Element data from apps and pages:
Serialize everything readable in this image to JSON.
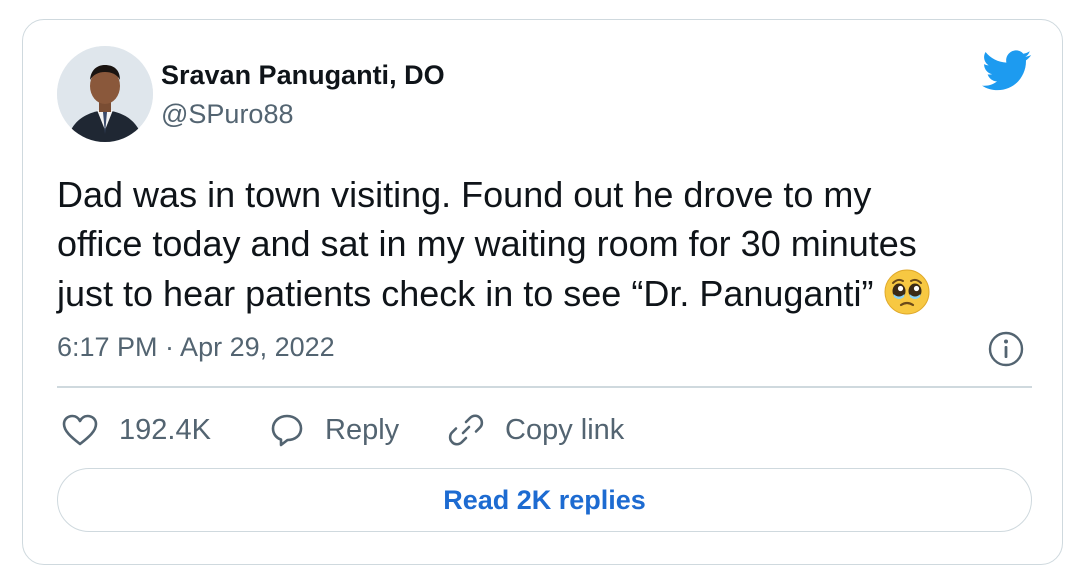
{
  "author": {
    "name": "Sravan Panuganti, DO",
    "handle": "@SPuro88"
  },
  "tweet": {
    "lines": [
      "Dad was in town visiting. Found out he drove to my",
      "office today and sat in my waiting room for 30 minutes",
      "just to hear patients check in to see “Dr. Panuganti”"
    ],
    "emoji": "pleading-face-emoji",
    "timestamp": "6:17 PM · Apr 29, 2022"
  },
  "actions": {
    "like_count": "192.4K",
    "reply_label": "Reply",
    "copy_link_label": "Copy link"
  },
  "read_replies_label": "Read 2K replies",
  "icons": {
    "brand": "twitter-bird-icon",
    "info": "info-icon",
    "like": "heart-icon",
    "reply": "reply-bubble-icon",
    "copy": "link-icon"
  },
  "colors": {
    "twitter_blue": "#1d9bf0",
    "link_blue": "#1d6bd1",
    "secondary_text": "#536471",
    "border": "#cfd9de"
  }
}
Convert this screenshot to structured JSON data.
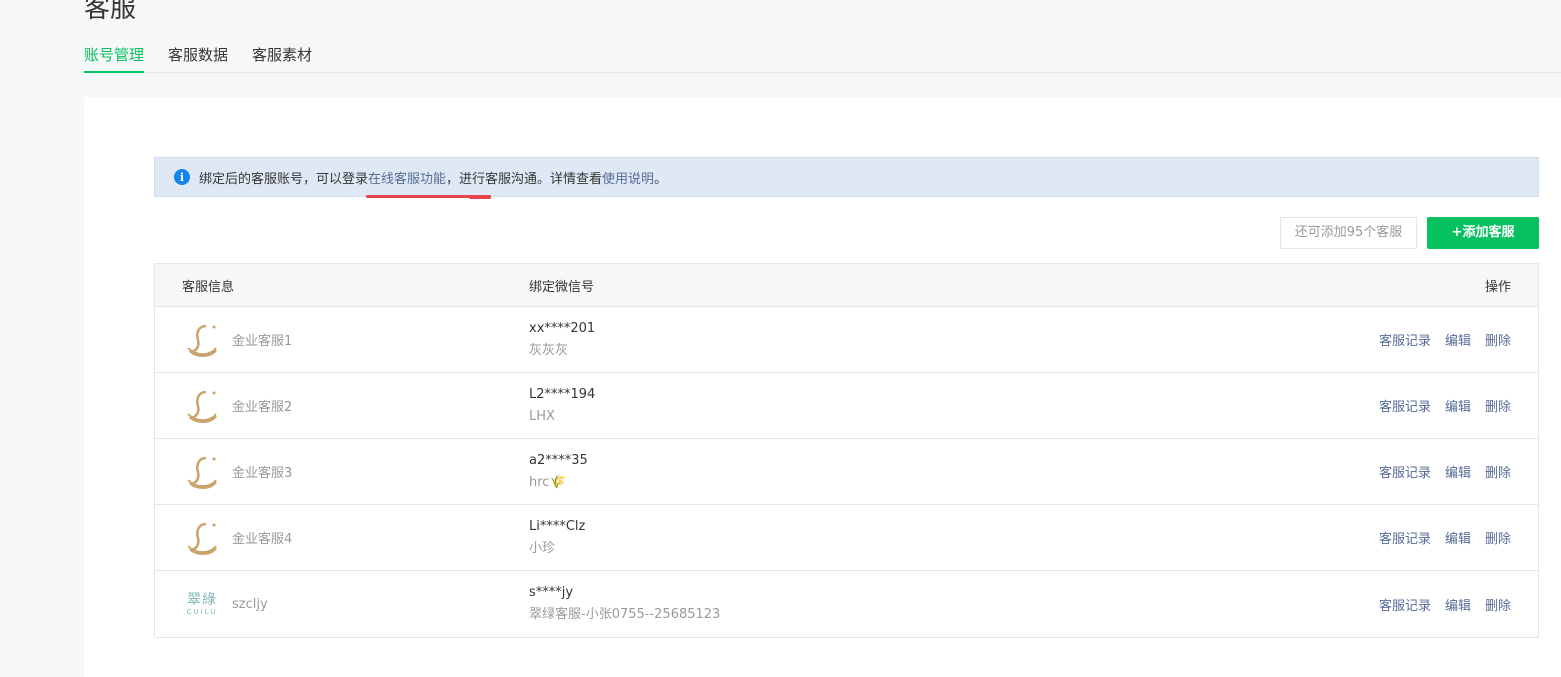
{
  "page": {
    "title": "客服"
  },
  "tabs": [
    {
      "label": "账号管理",
      "active": true
    },
    {
      "label": "客服数据",
      "active": false
    },
    {
      "label": "客服素材",
      "active": false
    }
  ],
  "notice": {
    "icon": "info-icon",
    "prefix": "绑定后的客服账号，可以登录",
    "link1": "在线客服功能",
    "middle": "，进行客服沟通。详情查看",
    "link2": "使用说明",
    "suffix": "。"
  },
  "toolbar": {
    "remaining": "还可添加95个客服",
    "add_label": "+添加客服"
  },
  "table": {
    "headers": {
      "info": "客服信息",
      "wechat": "绑定微信号",
      "actions": "操作"
    },
    "rows": [
      {
        "avatar": "L-logo",
        "name": "金业客服1",
        "wechat": "xx****201",
        "nickname": "灰灰灰"
      },
      {
        "avatar": "L-logo",
        "name": "金业客服2",
        "wechat": "L2****194",
        "nickname": "LHX"
      },
      {
        "avatar": "L-logo",
        "name": "金业客服3",
        "wechat": "a2****35",
        "nickname": "hrc🌾"
      },
      {
        "avatar": "L-logo",
        "name": "金业客服4",
        "wechat": "Li****Clz",
        "nickname": "小珍"
      },
      {
        "avatar": "cuilu-logo",
        "name": "szcljy",
        "wechat": "s****jy",
        "nickname": "翠绿客服-小张0755--25685123"
      }
    ],
    "actions": {
      "record": "客服记录",
      "edit": "编辑",
      "delete": "删除"
    }
  },
  "logo_cuilu": {
    "cn": "翠綠",
    "en": "CUILU"
  },
  "colors": {
    "accent": "#07c160",
    "link": "#576b95",
    "notice_bg": "#dfe9f5",
    "logo_gold": "#c9a46b"
  }
}
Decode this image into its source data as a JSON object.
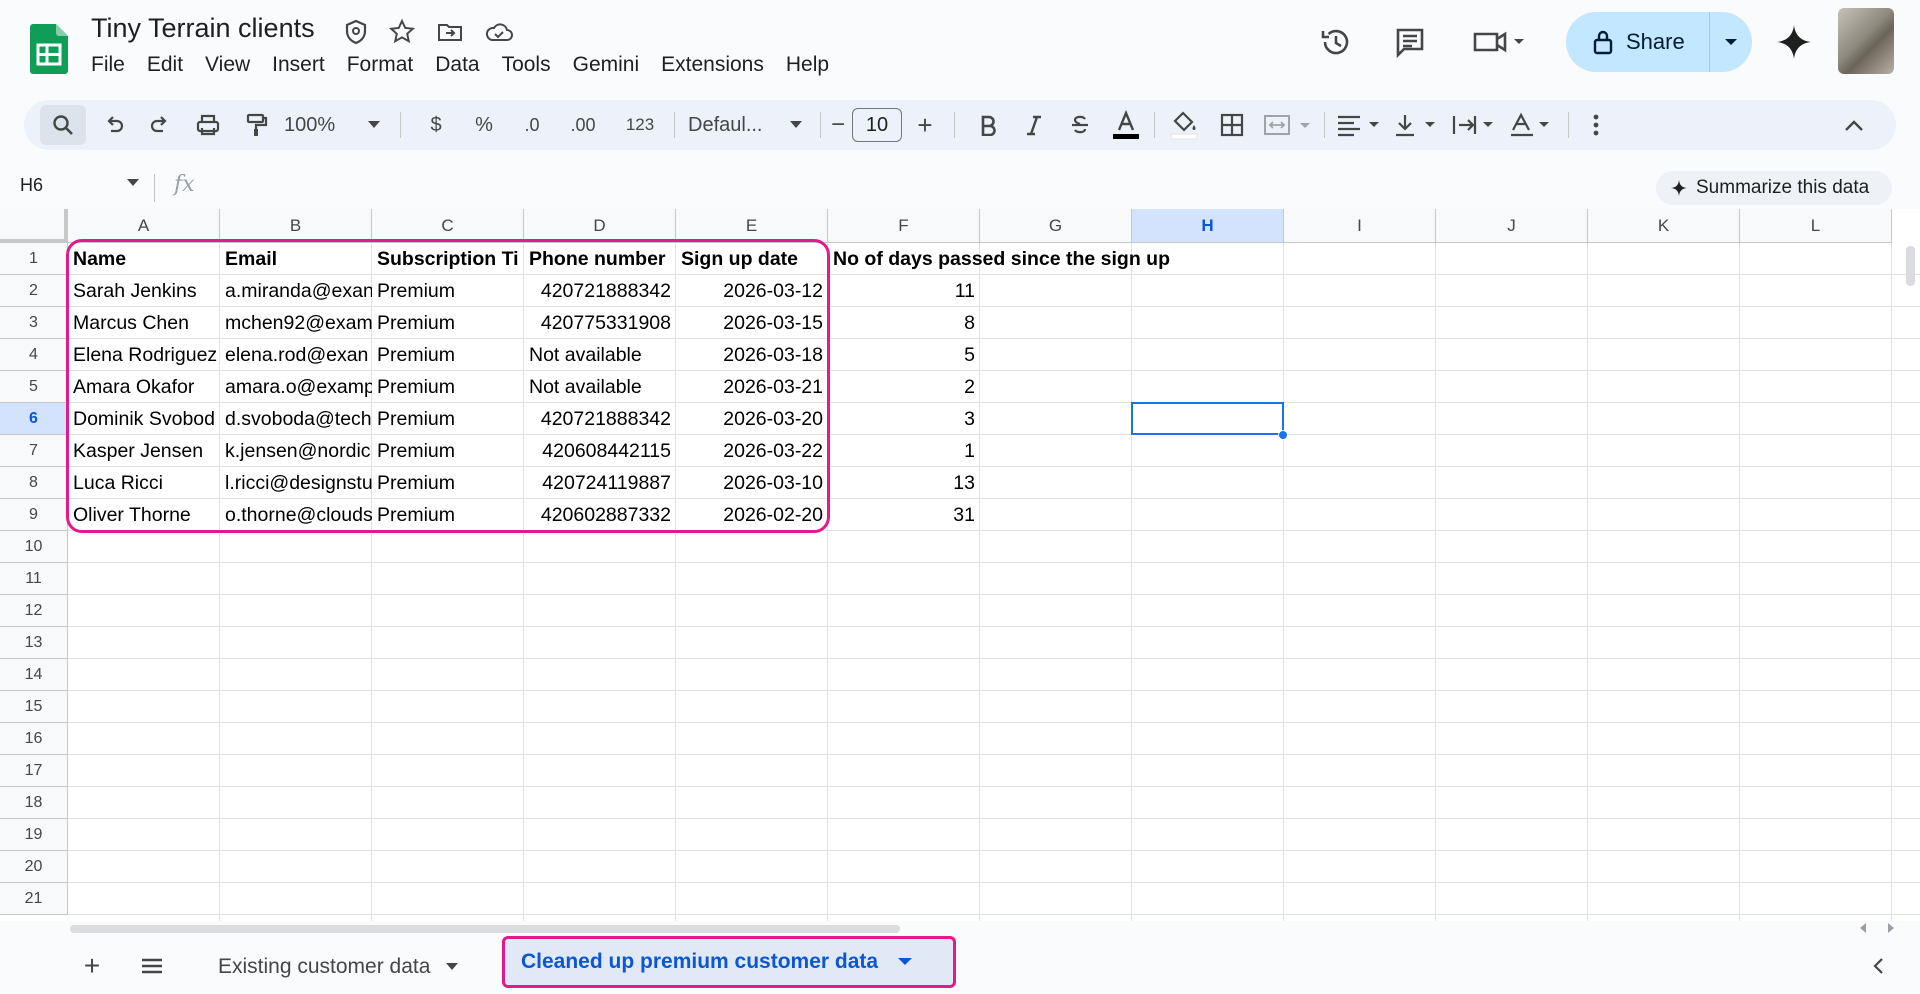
{
  "app": {
    "title": "Tiny Terrain clients",
    "menu": [
      "File",
      "Edit",
      "View",
      "Insert",
      "Format",
      "Data",
      "Tools",
      "Gemini",
      "Extensions",
      "Help"
    ],
    "share_label": "Share",
    "title_icons": [
      "star-icon",
      "move-folder-icon",
      "cloud-status-icon",
      "security-shield-icon"
    ]
  },
  "toolbar": {
    "zoom": "100%",
    "currency": "$",
    "percent": "%",
    "dec_decrease": ".0",
    "dec_increase": ".00",
    "number_format": "123",
    "font": "Defaul...",
    "font_size": "10",
    "minus": "−",
    "plus": "+"
  },
  "formula": {
    "name_box": "H6",
    "fx": "fx",
    "summarize": "Summarize this data"
  },
  "grid": {
    "columns": [
      "A",
      "B",
      "C",
      "D",
      "E",
      "F",
      "G",
      "H",
      "I",
      "J",
      "K",
      "L"
    ],
    "selected_column": "H",
    "rows": [
      "1",
      "2",
      "3",
      "4",
      "5",
      "6",
      "7",
      "8",
      "9",
      "10",
      "11",
      "12",
      "13",
      "14",
      "15",
      "16",
      "17",
      "18",
      "19",
      "20",
      "21"
    ],
    "selected_row": "6",
    "headers": [
      "Name",
      "Email",
      "Subscription Ti",
      "Phone number",
      "Sign up date",
      "No of days passed since the sign up"
    ],
    "data": [
      [
        "Sarah Jenkins",
        "a.miranda@exan",
        "Premium",
        "420721888342",
        "2026-03-12",
        "11"
      ],
      [
        "Marcus Chen",
        "mchen92@exam",
        "Premium",
        "420775331908",
        "2026-03-15",
        "8"
      ],
      [
        "Elena Rodriguez",
        "elena.rod@exan",
        "Premium",
        "Not available",
        "2026-03-18",
        "5"
      ],
      [
        "Amara Okafor",
        "amara.o@examp",
        "Premium",
        "Not available",
        "2026-03-21",
        "2"
      ],
      [
        "Dominik Svobod",
        "d.svoboda@tech",
        "Premium",
        "420721888342",
        "2026-03-20",
        "3"
      ],
      [
        "Kasper Jensen",
        "k.jensen@nordic",
        "Premium",
        "420608442115",
        "2026-03-22",
        "1"
      ],
      [
        "Luca Ricci",
        "l.ricci@designstu",
        "Premium",
        "420724119887",
        "2026-03-10",
        "13"
      ],
      [
        "Oliver Thorne",
        "o.thorne@clouds",
        "Premium",
        "420602887332",
        "2026-02-20",
        "31"
      ]
    ]
  },
  "sheets": {
    "tabs": [
      "Existing customer data",
      "Cleaned up premium customer data"
    ],
    "active": "Cleaned up premium customer data",
    "add": "+"
  },
  "colors": {
    "accent": "#0b57d0",
    "highlight": "#e5198a",
    "share_bg": "#c2e7ff",
    "selection": "#1a73e8"
  }
}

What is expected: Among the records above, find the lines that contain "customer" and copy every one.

Finished task:
      "Existing customer data",
      "Cleaned up premium customer data"
    "active": "Cleaned up premium customer data",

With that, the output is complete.